The announcement that Wizards is working on the next iteration of D&D has created a lot of churn in the gaming community, the online forums and the blogosphere. In light of this flourish of activity we’ve decided to take a step back and look at something a completely different toady – board games.
In addition to being a huge D&D nerd I’m also an avid board game enthusiast. Where my RPG circle tends to include “just the guys,” board games have a much broader appeal. I’ve never been able to get my wife or brother into RPGs, but they love board games. Likewise, I’d never dream of asking my parents to play D&D, but they’ll make a trip to my house for board game night. Board games are generally very easy to learn and don’t have the nerd stigma that a lot of people associate with D&D. It makes them appealing to everyone.
A lot of FLGS in my neighbourhood actually have a slew of board games that you can play in the store. This is a great way to try some new games before you buy them. Purchasing board games from your FLGS (as opposed to a toy store) is yet another way you can support them after you’ve purchased the PHB and DMG.
The next time your gaming group doesn’t have enough people to play D&D, or a critical member of the group is absent (the DM, perhaps), resist the urge to cancel. Get together with your friends and have a good time playing board games. There are a lot of great games on the market today so don’t limit yourself to just Monopoly or Risk. For something different, check out five of my favourite board games below. They’re all easy to learn, fun to play, and well worth the investment.

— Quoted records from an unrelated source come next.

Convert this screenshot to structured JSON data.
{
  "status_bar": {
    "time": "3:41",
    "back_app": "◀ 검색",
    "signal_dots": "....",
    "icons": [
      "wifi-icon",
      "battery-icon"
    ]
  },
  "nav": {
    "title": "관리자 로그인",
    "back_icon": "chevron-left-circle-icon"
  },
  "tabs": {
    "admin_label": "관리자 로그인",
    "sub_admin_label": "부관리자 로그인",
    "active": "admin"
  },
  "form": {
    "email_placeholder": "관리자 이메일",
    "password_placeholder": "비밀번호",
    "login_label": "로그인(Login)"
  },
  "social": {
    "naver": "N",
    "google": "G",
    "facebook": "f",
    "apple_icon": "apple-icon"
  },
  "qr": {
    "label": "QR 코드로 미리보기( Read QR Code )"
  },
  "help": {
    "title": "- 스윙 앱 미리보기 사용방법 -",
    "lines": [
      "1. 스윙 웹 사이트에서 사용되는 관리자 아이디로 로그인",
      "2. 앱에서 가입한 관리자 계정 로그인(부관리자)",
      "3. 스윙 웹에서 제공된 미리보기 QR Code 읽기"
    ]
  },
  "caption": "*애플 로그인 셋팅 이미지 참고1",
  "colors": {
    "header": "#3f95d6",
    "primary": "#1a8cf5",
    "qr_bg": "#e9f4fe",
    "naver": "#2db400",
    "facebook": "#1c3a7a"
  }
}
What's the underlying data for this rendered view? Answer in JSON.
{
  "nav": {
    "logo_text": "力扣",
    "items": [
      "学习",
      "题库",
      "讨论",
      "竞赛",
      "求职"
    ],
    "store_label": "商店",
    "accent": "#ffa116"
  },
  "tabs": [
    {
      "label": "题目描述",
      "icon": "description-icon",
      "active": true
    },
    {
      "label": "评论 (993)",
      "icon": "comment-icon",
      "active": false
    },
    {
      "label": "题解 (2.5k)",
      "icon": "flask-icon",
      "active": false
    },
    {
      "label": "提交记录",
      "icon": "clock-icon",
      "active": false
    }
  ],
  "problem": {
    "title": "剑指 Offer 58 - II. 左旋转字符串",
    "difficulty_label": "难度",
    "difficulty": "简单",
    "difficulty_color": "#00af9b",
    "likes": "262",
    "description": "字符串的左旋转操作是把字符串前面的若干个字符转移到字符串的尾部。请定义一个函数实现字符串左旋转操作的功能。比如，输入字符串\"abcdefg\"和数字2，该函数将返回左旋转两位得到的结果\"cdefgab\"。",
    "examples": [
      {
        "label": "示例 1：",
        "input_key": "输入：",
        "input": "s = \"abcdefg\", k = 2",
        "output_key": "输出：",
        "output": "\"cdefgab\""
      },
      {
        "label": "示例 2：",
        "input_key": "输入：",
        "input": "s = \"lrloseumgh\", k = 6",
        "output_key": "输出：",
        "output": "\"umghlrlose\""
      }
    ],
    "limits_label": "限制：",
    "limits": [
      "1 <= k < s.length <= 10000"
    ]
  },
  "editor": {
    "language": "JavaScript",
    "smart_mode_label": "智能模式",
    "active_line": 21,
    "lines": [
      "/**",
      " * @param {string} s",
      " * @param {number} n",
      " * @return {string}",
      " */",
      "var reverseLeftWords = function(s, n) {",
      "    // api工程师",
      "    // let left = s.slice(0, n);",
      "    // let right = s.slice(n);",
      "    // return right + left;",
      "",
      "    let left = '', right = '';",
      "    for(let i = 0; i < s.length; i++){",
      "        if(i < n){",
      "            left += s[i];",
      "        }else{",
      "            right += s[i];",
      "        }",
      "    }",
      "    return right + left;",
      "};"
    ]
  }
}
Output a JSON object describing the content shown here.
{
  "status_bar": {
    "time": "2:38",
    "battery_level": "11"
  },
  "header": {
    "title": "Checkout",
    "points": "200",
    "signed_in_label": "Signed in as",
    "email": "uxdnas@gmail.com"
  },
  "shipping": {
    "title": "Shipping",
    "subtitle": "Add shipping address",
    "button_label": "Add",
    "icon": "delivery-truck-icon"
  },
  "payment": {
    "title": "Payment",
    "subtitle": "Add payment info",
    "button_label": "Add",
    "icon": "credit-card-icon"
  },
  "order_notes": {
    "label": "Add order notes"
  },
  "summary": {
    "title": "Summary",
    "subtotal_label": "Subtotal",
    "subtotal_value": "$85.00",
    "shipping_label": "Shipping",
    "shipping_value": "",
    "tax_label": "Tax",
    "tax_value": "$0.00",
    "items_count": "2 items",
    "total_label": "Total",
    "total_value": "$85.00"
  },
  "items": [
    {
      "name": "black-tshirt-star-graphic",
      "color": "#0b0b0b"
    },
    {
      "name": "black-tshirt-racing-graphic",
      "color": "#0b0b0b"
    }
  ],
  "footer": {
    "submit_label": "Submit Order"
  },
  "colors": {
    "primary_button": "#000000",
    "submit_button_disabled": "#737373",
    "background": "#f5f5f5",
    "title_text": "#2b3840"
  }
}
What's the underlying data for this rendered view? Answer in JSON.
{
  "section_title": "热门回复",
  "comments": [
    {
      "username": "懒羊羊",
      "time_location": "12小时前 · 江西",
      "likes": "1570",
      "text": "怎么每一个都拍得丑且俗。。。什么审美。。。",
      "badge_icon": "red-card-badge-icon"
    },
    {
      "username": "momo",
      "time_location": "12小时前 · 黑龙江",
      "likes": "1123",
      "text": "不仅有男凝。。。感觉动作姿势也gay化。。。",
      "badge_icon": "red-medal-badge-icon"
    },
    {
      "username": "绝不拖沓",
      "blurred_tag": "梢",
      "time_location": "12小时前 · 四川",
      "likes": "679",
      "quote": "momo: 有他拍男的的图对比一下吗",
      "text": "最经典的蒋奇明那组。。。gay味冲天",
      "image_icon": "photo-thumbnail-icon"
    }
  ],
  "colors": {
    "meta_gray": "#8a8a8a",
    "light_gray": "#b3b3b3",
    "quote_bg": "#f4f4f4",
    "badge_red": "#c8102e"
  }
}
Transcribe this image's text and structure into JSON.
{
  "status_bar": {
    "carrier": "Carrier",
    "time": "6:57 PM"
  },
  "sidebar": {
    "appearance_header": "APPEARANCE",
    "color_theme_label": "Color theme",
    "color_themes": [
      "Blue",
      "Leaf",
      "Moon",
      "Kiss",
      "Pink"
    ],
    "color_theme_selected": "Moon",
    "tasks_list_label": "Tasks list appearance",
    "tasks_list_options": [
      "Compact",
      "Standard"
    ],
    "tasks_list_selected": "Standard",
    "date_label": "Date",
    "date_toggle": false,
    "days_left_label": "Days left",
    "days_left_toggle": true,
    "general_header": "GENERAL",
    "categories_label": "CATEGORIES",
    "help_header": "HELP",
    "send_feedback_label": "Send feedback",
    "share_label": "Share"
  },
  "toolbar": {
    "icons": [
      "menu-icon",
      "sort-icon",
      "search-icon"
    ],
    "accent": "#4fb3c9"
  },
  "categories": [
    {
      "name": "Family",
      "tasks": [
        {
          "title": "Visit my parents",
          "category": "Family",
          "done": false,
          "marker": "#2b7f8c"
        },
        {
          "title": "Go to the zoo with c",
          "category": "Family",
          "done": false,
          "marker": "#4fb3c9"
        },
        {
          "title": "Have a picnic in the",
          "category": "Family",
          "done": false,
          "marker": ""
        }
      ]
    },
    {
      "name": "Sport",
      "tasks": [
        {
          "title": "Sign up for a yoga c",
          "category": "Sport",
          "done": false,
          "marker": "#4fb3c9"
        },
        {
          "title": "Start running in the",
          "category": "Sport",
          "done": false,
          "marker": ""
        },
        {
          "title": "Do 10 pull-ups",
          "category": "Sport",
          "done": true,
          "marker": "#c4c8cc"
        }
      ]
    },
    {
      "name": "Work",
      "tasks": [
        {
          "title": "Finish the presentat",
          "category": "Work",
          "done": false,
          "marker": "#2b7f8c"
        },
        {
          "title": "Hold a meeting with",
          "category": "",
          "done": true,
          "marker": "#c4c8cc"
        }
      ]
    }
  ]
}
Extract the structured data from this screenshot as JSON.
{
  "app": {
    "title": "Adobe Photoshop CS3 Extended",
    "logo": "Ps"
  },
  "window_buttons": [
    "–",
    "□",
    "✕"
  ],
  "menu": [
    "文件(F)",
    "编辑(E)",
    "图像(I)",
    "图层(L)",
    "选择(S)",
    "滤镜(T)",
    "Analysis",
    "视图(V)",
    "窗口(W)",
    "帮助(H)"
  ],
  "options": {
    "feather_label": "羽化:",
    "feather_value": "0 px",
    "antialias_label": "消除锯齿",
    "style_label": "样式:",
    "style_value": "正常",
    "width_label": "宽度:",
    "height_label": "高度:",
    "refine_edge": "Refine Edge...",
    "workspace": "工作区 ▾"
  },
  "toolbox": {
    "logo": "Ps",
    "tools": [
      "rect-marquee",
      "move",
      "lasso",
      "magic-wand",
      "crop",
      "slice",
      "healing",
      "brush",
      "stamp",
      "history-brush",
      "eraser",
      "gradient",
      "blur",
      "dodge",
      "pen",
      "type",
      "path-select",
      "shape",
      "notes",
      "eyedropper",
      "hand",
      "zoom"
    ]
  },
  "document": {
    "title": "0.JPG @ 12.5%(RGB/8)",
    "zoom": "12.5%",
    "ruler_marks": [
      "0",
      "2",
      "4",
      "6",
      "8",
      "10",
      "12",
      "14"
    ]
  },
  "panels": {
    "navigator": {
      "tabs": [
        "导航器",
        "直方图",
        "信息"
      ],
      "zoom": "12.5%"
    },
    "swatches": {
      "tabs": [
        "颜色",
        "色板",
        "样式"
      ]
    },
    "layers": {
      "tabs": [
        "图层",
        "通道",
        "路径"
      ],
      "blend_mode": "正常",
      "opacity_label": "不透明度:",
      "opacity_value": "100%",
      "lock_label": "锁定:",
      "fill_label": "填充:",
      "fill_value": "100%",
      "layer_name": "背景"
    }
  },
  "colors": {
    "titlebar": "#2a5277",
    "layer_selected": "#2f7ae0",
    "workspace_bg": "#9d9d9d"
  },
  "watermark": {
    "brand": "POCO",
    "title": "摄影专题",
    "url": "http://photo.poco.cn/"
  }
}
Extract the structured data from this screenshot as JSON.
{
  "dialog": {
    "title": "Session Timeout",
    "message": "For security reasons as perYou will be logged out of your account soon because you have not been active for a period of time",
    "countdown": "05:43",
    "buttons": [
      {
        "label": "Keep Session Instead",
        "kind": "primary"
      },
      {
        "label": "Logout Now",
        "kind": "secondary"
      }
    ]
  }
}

Ticket To Ride
“Ticket to Ride is a cross-country train adventure in which players collect and play matching train cards to claim railway routes connecting cities throughout North America.”
This is my absolute favourite game right now. I play the board game version and the online version. It took only minutes to learn, but I’m still trying to master it. Last year I participated in the Ticket to Ride tournament at GenCon, but was eliminated in the semi-finals. I prefer Ticket to Ride U.S.A. because the cities and routes are familiar, but there are many new version that include Germany, Scandinavia, Europe, Asia and India.
Official Days of Wonder / Ticket to Ride website.
“Blackmail the printer. Threaten the innkeeper. Bribe the priest. Welcome to Revolution! Secretly bid against your opponents to gain the support of the people, win territory… and collect more Gold, Blackmail, and Force for the next round of bidding!”
I first played this game when I was at the D&D Conference in Seattle last month and after playing it one night I had to own it. It’s a wildly different experience depending on who else is playing since you’re constantly bidding against the other players. New opponents will play using different strategies, so you have to constantly change how you prepare for the Revolution each time you play. The game is designed for up to 4 players but you change get an expansion pack for 5-6 players.
“Four diseases have broken out in the world and it is up to a team of specialists in various fields to find cures for these diseases before mankind is wiped out.”
This was one of my first experiences playing a cooperative board game. You’re not playing against the other players; you’re playing with them to save the world. It’s up to all players to come up with a strategy that will stop the pandemic. Each player takes on a role, but with more roles than players, one is always missing. This brings new challenges and forces you to adapt every time you play. The end of the world has never been so much fun.
Official Z-Man Games / Pandemic website.
“Dare to discover Forbidden Island! Join a team of fearless adventurers on a do-or-die mission to capture four sacred treasures from the ruins of this perilous paradise.”
Another cooperative game, this time you’re trying to recover treasure rather than save the world. Like Pandemic, there are more roles than players. However in this game the configuration of the island (made up by tiles) constantly changes. Although it seems like such a simple game it is incredibly challenging and a lot of fun.
Official Gamewright / Forbidden Island website.
The Settlers of Catan
“Players are recent immigrants to the newly populated island of Catan. Expand your colony through the building of settlements, roads, and villages by harvesting commodities from the land around you.”
I doubt that this game needs much explanation as it’s been a round longer than any of the others on this list and has spawned so many variation and iterations. The random distribution or resources, location of your settlements, luck of the dice and ability to wheel and deal with your adversaries will all factor into your chance of success. It’s the perfect blend of luck and skill. The original game is designed for up to 4 players but you can get an expansion pack for 5-6 players.
Official Mayfair Games / Settles of Catan website.
Have you played any or all of these games? Which one is your favourite? What other games would you recommend?